[Exercise] Using the data that follows, say how many lines contain the word "capture", giving the number by itself.

[Data provided]
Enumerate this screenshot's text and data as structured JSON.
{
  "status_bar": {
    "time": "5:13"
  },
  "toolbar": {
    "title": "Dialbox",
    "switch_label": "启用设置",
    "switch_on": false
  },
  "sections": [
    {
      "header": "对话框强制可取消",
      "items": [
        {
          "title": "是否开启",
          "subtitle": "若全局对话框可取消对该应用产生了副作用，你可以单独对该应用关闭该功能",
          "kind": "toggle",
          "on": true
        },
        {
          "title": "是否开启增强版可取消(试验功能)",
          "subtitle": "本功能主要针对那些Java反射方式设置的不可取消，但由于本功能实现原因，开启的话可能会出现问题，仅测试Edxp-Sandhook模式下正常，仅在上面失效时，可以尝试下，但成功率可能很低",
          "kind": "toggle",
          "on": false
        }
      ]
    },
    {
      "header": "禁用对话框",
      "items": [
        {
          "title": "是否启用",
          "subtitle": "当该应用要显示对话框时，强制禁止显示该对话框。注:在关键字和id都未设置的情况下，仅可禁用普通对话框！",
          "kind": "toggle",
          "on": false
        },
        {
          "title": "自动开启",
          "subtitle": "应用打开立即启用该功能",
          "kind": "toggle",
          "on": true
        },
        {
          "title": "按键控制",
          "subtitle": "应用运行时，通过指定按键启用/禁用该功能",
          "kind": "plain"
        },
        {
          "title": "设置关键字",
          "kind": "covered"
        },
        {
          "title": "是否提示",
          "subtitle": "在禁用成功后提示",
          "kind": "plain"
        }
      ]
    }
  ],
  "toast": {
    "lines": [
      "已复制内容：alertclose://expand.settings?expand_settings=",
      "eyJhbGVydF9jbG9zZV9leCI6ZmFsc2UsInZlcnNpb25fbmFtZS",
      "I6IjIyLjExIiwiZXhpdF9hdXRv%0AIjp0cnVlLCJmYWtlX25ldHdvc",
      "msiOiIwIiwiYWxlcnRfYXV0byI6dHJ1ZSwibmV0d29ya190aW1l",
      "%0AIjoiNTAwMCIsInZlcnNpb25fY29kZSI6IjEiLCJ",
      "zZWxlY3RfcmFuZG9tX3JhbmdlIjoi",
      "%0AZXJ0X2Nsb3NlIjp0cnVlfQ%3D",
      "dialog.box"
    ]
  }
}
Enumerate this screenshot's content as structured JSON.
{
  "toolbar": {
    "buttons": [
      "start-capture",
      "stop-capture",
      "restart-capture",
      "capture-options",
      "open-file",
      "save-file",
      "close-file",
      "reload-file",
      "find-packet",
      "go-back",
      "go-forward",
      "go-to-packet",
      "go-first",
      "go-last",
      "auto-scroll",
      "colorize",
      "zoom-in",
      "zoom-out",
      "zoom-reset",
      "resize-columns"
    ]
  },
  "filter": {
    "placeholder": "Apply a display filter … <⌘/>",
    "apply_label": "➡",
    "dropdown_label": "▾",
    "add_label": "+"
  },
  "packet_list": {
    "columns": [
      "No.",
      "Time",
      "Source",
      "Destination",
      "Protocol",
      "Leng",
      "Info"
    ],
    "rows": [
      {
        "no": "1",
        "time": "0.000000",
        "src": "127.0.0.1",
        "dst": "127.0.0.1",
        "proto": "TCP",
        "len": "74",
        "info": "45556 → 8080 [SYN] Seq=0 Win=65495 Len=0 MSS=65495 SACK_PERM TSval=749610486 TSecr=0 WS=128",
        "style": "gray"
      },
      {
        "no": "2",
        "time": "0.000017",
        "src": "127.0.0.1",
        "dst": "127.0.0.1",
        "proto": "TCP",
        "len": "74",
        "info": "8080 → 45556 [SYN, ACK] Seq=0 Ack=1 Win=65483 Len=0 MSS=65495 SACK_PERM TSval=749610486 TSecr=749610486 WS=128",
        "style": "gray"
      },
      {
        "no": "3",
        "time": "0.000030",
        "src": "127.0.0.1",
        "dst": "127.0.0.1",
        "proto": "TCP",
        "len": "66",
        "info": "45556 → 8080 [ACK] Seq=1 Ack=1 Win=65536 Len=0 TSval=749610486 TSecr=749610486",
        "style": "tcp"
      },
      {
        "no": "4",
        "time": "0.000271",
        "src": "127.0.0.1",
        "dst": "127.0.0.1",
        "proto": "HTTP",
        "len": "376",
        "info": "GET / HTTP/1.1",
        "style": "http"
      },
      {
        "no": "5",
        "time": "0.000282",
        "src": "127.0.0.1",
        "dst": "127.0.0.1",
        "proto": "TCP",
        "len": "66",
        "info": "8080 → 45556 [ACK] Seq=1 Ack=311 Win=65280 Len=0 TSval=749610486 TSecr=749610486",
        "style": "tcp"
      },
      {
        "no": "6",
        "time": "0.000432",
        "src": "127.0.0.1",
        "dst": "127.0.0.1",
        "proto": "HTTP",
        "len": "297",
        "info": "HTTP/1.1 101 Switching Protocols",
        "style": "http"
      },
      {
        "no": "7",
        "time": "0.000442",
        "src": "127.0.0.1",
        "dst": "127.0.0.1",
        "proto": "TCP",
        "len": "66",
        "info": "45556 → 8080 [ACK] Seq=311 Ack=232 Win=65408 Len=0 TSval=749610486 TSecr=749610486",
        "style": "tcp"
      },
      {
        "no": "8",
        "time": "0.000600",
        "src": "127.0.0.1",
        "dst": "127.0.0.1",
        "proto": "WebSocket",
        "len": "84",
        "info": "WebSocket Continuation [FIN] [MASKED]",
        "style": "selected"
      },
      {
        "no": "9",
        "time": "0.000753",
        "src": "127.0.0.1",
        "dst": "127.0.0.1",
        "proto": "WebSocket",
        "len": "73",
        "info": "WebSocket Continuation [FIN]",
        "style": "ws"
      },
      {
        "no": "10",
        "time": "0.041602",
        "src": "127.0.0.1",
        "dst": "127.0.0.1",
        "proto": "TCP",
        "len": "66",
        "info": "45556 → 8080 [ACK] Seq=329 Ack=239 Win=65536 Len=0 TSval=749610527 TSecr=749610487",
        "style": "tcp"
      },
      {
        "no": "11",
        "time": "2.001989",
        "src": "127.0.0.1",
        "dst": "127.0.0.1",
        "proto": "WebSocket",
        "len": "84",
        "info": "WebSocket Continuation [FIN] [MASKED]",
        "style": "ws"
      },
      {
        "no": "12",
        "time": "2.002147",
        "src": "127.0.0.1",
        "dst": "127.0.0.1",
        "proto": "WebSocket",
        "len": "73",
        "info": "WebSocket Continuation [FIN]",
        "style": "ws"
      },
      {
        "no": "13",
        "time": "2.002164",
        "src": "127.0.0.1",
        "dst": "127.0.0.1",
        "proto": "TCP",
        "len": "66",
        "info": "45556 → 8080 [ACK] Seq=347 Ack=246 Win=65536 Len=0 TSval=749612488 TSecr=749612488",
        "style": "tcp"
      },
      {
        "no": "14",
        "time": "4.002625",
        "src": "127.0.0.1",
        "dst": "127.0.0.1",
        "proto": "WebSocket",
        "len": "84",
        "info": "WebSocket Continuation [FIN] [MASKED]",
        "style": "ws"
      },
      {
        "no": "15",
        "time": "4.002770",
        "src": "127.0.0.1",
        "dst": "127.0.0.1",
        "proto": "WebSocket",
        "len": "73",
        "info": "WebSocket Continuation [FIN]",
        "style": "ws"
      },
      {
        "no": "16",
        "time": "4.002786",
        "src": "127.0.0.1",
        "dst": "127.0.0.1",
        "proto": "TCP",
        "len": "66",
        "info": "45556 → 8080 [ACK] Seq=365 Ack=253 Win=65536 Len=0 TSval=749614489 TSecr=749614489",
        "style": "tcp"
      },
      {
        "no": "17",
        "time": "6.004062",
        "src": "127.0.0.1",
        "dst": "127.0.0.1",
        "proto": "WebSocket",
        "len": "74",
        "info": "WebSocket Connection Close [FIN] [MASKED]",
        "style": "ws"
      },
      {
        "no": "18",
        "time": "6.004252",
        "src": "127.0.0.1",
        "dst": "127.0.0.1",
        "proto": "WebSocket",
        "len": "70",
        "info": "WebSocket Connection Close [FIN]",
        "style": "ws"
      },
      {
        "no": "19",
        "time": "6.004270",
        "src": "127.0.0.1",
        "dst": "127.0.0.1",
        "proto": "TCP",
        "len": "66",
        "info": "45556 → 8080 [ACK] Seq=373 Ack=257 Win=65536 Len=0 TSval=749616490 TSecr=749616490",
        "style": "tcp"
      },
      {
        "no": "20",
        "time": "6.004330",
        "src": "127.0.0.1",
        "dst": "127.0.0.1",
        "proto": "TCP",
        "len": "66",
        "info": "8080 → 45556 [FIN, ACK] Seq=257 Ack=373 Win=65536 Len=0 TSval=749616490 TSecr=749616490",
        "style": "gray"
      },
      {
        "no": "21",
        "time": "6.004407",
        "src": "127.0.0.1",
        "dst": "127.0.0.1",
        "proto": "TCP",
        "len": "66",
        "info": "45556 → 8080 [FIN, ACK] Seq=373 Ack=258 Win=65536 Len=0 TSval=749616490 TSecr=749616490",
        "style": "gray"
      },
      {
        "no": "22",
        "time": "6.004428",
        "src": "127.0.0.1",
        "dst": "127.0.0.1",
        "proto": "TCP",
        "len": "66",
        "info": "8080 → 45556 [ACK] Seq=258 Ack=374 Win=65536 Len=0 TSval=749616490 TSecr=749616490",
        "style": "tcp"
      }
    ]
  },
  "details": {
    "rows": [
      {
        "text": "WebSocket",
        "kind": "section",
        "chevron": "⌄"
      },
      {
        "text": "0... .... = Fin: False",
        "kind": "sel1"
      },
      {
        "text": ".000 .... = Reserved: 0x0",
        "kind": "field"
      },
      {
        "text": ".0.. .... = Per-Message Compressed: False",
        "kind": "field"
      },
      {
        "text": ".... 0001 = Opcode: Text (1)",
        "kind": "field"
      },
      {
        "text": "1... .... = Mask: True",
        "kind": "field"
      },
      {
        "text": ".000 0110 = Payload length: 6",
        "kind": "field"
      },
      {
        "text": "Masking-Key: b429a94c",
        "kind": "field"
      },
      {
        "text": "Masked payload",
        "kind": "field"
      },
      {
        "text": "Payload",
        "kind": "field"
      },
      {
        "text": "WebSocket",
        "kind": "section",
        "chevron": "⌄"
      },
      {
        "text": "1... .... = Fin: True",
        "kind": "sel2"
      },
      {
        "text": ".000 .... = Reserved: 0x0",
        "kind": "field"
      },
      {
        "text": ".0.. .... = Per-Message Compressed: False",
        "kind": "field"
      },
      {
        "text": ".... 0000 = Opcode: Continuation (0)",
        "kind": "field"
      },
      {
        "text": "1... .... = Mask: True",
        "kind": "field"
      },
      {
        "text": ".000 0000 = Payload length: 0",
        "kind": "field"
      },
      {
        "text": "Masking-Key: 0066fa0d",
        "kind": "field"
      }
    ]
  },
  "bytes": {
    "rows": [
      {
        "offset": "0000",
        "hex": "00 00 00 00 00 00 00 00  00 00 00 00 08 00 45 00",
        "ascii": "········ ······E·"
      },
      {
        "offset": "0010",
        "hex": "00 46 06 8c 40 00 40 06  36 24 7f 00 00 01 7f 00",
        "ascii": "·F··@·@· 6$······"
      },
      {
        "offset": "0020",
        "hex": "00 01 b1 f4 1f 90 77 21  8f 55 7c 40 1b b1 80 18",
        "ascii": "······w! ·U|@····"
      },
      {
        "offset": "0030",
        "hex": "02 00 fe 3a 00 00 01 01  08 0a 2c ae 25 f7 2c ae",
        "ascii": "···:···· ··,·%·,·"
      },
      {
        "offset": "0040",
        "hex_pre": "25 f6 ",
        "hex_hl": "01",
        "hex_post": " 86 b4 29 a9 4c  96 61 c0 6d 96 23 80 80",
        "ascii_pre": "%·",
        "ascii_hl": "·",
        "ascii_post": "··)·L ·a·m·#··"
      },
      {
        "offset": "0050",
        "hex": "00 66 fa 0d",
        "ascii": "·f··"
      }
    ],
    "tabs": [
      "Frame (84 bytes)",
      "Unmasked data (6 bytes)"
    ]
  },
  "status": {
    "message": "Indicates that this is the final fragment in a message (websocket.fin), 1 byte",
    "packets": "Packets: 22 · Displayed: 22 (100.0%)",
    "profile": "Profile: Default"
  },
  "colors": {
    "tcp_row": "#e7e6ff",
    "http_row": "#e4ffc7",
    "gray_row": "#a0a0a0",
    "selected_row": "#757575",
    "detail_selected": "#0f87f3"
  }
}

[Task result] 4